Without getting too specific, Agent Fury walks into a casino, looking for Hydra intel. It feels like Ocean's Eleven and Casino Royale: Marvel's espionage at its best. I have a good feeling about this series considering how strong this first issue is.
Batwoman (2017) (DC Comics): Batwoman also uses an interesting color palette choices, using black, white and red during flashbacks, evoking a more stark and dramatic tone to the storytelling.
One of the driving questions for Batwoman is "What can Batwoman do that Batman can't?" It haunts her, drives her to brooding obsession and compels her to action rather than falling into a Hamlet-esque entropy. Anyone familiar with the previous series will recognize the cast and the dynamics, with a new bioweapon hitting the black market and wreaking havoc.
Rose (Image Comics):
This is a chilling high-fantasy tale in a land which no longer trusts in magic, and is killing all people who show any signs of magic, usually signified through white hair of the user. Our heroine Rose is a redhead mage who returns one day to her burning village, and her burning house which claims her mother. She flees the village, running into a group of renegades rebelling against the queen's tyrannical reign.
When we talking of villains, the queen is the embodiment of evil, having not only decimated the magical population (when she's obviously a mage), but also enslaving and killing her underlings with no reluctance.
Rose has not yet found her Khat (yes, it's name is Thorne) which is vital to becoming the Guardian to save her world. Writer Meredith Finch (Wonder Woman, The Little Mermaid) and Ig Guara (Batman: Arkham Knight, Blue Beetle, The Ravagers) are excellent in building a compelling, gritty environment and a truly hateful villain without the expected grandstanding.
The colors used by the colorist intensify the drama and action of every scene, in the same way that lighting is used for plays to convey an extra layer of visual meaning.

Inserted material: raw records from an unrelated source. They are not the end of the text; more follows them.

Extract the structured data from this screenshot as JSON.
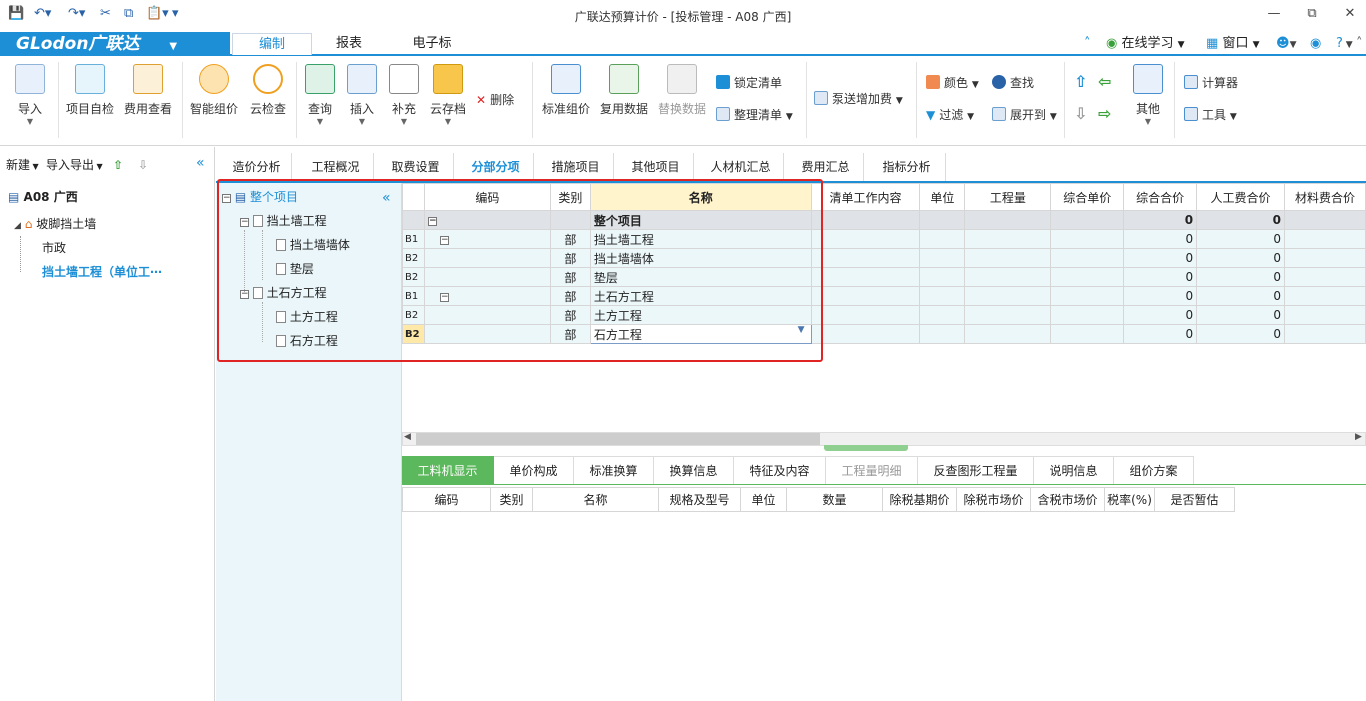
{
  "window": {
    "title": "广联达预算计价 - [投标管理 - A08 广西]"
  },
  "menu": {
    "logo": "GLodon广联达",
    "tabs": [
      "编制",
      "报表",
      "电子标"
    ],
    "right": {
      "online": "在线学习",
      "window": "窗口",
      "help": "?"
    }
  },
  "ribbon": {
    "import": "导入",
    "self_check": "项目自检",
    "fee_view": "费用查看",
    "smart_price": "智能组价",
    "cloud_check": "云检查",
    "query": "查询",
    "insert": "插入",
    "supplement": "补充",
    "cloud_archive": "云存档",
    "delete": "删除",
    "std_price": "标准组价",
    "reuse_data": "复用数据",
    "replace_data": "替换数据",
    "lock_list": "锁定清单",
    "organize_list": "整理清单",
    "pump_fee": "泵送增加费",
    "color": "颜色",
    "find": "查找",
    "filter": "过滤",
    "expand_to": "展开到",
    "other": "其他",
    "calculator": "计算器",
    "tools": "工具"
  },
  "left_panel": {
    "new": "新建",
    "import_export": "导入导出",
    "project": "A08 广西",
    "tree": [
      "坡脚挡土墙",
      "市政",
      "挡土墙工程（单位工⋯"
    ]
  },
  "sub_tabs": [
    "造价分析",
    "工程概况",
    "取费设置",
    "分部分项",
    "措施项目",
    "其他项目",
    "人材机汇总",
    "费用汇总",
    "指标分析"
  ],
  "nav_tree": {
    "root": "整个项目",
    "items": [
      {
        "label": "挡土墙工程",
        "children": [
          "挡土墙墙体",
          "垫层"
        ]
      },
      {
        "label": "土石方工程",
        "children": [
          "土方工程",
          "石方工程"
        ]
      }
    ]
  },
  "grid": {
    "columns": [
      "编码",
      "类别",
      "名称",
      "清单工作内容",
      "单位",
      "工程量",
      "综合单价",
      "综合合价",
      "人工费合价",
      "材料费合价"
    ],
    "rows": [
      {
        "lvl": "",
        "type": "",
        "name": "整个项目",
        "total": "0",
        "labor": "0"
      },
      {
        "lvl": "B1",
        "type": "部",
        "name": "挡土墙工程",
        "total": "0",
        "labor": "0"
      },
      {
        "lvl": "B2",
        "type": "部",
        "name": "挡土墙墙体",
        "total": "0",
        "labor": "0"
      },
      {
        "lvl": "B2",
        "type": "部",
        "name": "垫层",
        "total": "0",
        "labor": "0"
      },
      {
        "lvl": "B1",
        "type": "部",
        "name": "土石方工程",
        "total": "0",
        "labor": "0"
      },
      {
        "lvl": "B2",
        "type": "部",
        "name": "土方工程",
        "total": "0",
        "labor": "0"
      },
      {
        "lvl": "B2",
        "type": "部",
        "name": "石方工程",
        "total": "0",
        "labor": "0"
      }
    ]
  },
  "bottom_tabs": [
    "工料机显示",
    "单价构成",
    "标准换算",
    "换算信息",
    "特征及内容",
    "工程量明细",
    "反查图形工程量",
    "说明信息",
    "组价方案"
  ],
  "bottom_grid": {
    "columns": [
      "编码",
      "类别",
      "名称",
      "规格及型号",
      "单位",
      "数量",
      "除税基期价",
      "除税市场价",
      "含税市场价",
      "税率(%)",
      "是否暂估"
    ]
  },
  "colors": {
    "accent": "#1d8fd6",
    "green_tab": "#5cb85c",
    "highlight": "#e02424"
  }
}
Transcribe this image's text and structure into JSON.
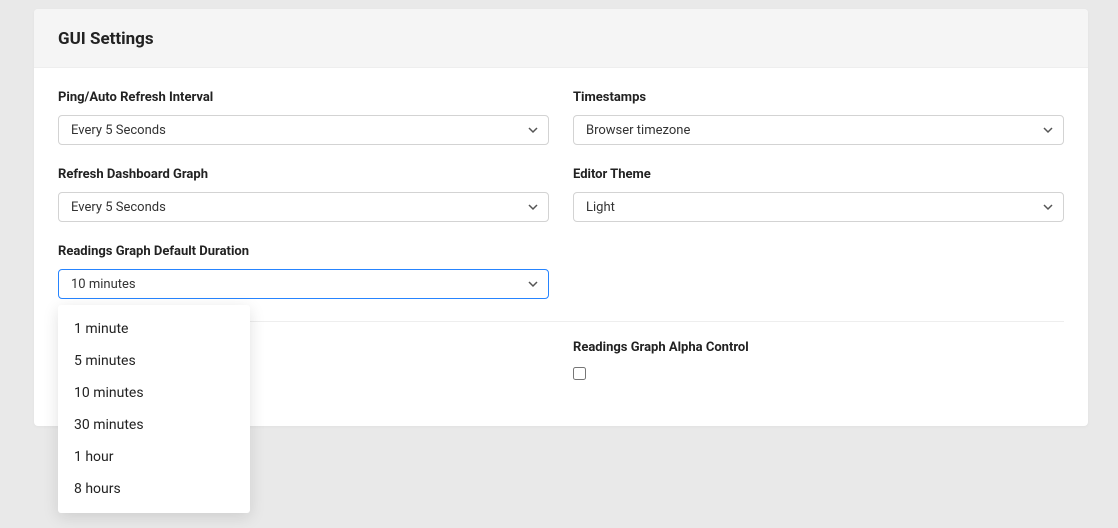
{
  "header": {
    "title": "GUI Settings"
  },
  "fields": {
    "ping_interval": {
      "label": "Ping/Auto Refresh Interval",
      "value": "Every 5 Seconds"
    },
    "refresh_graph": {
      "label": "Refresh Dashboard Graph",
      "value": "Every 5 Seconds"
    },
    "readings_duration": {
      "label": "Readings Graph Default Duration",
      "value": "10 minutes"
    },
    "timestamps": {
      "label": "Timestamps",
      "value": "Browser timezone"
    },
    "editor_theme": {
      "label": "Editor Theme",
      "value": "Light"
    }
  },
  "readings_duration_options": [
    "1 minute",
    "5 minutes",
    "10 minutes",
    "30 minutes",
    "1 hour",
    "8 hours"
  ],
  "checkboxes": {
    "left": {
      "label": ""
    },
    "alpha": {
      "label": "Readings Graph Alpha Control"
    }
  }
}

All in all, these three comics have played successfully with color within storytelling and produced an excellent piece. I hope you enjoy them as much as I did.